Marcus Smith has a plan for his first offseason as an NFL linebacker, which is more than can be said about his first regular season as an NFL linebacker. He wants to get bigger, stronger, harder. He weighs 260 pounds now, but "I don't look it," he said. "I want to be able to look it, be faster and more explosive than I was coming into it."
Smith sat at his locker for a while Tuesday, talking about his rookie year with the Eagles. It would be kind to say he has not made much of an impact. Drafted in the first round with the 26th overall pick in May, he has played just 74 snaps, according to Pro Football Focus. After recording 141/2 sacks for Louisville in 2013, he had none for the Eagles. He hit one quarterback and hurried two others. He had a tendency to fall down when he ran after a quarterback, as if he were trying to ice-skate for the first time.
Because of injuries to other Eagles' linebackers, he started outside and moved inside and went back outside again, and he impressed his coaches at neither spot. It would be a surprise even to see him play Sunday against the Giants, in a game that has no ramifications other than the opportunity for the Eagles to put a 10-win sheen on a season stained by their recent collapse.
The Eagles had drafted Smith because he was 6-foot-3 and had arms like tentacles and had been a productive pass rusher in college. Now, in an offseason full of questions for them, he's one of the biggest and most challenging.
"I know how people feel," Smith said. "You have a first-rounder taken at 26th overall, you expect him to play right away. Well, when I came in, I had actual guys who have played the position and guys I can learn from, not essentially get thrown into the fire. . . . I just feel like it benefited me because I didn't have to play right away."
This was a rather generous way for Smith to evaluate himself. How could you expect me to crack a lineup with Connor Barwin, DeMeco Ryans, Mychal Kendricks, Trent Cole, and Brandon Graham? It has a morsel of truth. Barwin and Cole are important and productive veteran players, and Graham is a former first-round pick, too. But there are many factors that have hindered the Eagles' defense this season, and "too many good players" is not one of them. If Smith had been close to competent, defensive coordinator Bill Davis would have found a place for him. Davis has made some questionable decisions this season, but he's not that daft.
Still, Smith framed his entire year as the best thing for him and his future. "The problem with that, and the problem with the NFL, is that you don't have that opportunity," linebacker Emmanuel Acho said. "You don't have the luxury to go through a redshirt year and all that other stuff, especially when you're a high draft pick.

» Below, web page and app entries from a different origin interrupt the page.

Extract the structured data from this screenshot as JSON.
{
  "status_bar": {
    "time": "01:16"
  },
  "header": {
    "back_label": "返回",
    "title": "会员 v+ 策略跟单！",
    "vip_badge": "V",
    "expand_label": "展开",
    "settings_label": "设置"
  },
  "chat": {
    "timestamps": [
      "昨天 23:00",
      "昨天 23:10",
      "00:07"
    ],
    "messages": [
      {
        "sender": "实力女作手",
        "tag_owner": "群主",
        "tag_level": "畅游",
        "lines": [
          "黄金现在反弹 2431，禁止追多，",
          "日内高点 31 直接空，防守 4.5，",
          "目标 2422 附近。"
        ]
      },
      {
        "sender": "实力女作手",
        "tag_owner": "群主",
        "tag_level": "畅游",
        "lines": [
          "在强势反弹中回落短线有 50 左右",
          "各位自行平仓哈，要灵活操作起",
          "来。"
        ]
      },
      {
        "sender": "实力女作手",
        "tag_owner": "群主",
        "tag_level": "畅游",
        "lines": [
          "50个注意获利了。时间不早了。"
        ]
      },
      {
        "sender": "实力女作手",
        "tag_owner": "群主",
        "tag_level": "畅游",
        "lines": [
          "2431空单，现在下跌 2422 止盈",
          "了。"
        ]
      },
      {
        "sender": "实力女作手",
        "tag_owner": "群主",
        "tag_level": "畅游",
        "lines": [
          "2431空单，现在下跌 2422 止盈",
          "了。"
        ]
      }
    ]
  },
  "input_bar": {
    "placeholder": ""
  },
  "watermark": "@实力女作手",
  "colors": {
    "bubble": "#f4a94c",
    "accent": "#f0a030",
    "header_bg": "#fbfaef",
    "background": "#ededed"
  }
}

You're expected to perform well and perform well right now."
Davis said Tuesday he didn't have any expectations for Smith, that he never has any expectations for any NFL rookie, whether the kid was drafted in the first round or wasn't drafted at all. "We evaluate you on what you do in our building, in our meeting room, in our weight room, in our training," he said, "and Marcus is where he's proven to be throughout the year by his actions and his play on the practice field."
Davis was trying to soft-pedal his criticism of Smith, but read that sentence again. It's the sort of subtle, knifing line that its subject doesn't realize has cut him until he sees the pool of blood at his feet.
Davis has insisted throughout the season, and he insisted it again Tuesday, that changing positions stunted Smith's development. The most experienced and respected of the team's linebackers viewed that excuse with skepticism.
"A lot of guys change positions," Ryans said. "If you can get it, you can get it. You know what I'm saying? I wouldn't say that's an issue. At the end of the day, you're an athlete and a competitor. I'm speaking for myself, but being a competitor, I feel like if you give me long enough, I can line up and do whatever I'm asked to do."
Maybe Smith just needs a really long time to get to that point, though the Eagles don't have too much time to wait. Cole is 32, and his salary-cap number next season is scheduled to be a healthy $11.6 million. Will the Eagles be able to renegotiate his contract to a lower cap hit? Graham will be a free agent this offseason. Will they have to overpay to re-sign him? These are the questions that Smith's empty year will force them to contemplate. These are the questions that Smith said will drive him to improve.
"There's too much at stake," he said. "I want to be the player they picked me for, and I know that there's a lot of scrutiny about me not playing this year. But that kind of just fuels me to become the player I know I can become."
The Eagles' official offseason schedule will begin in April. The clock ticks for Marcus Smith.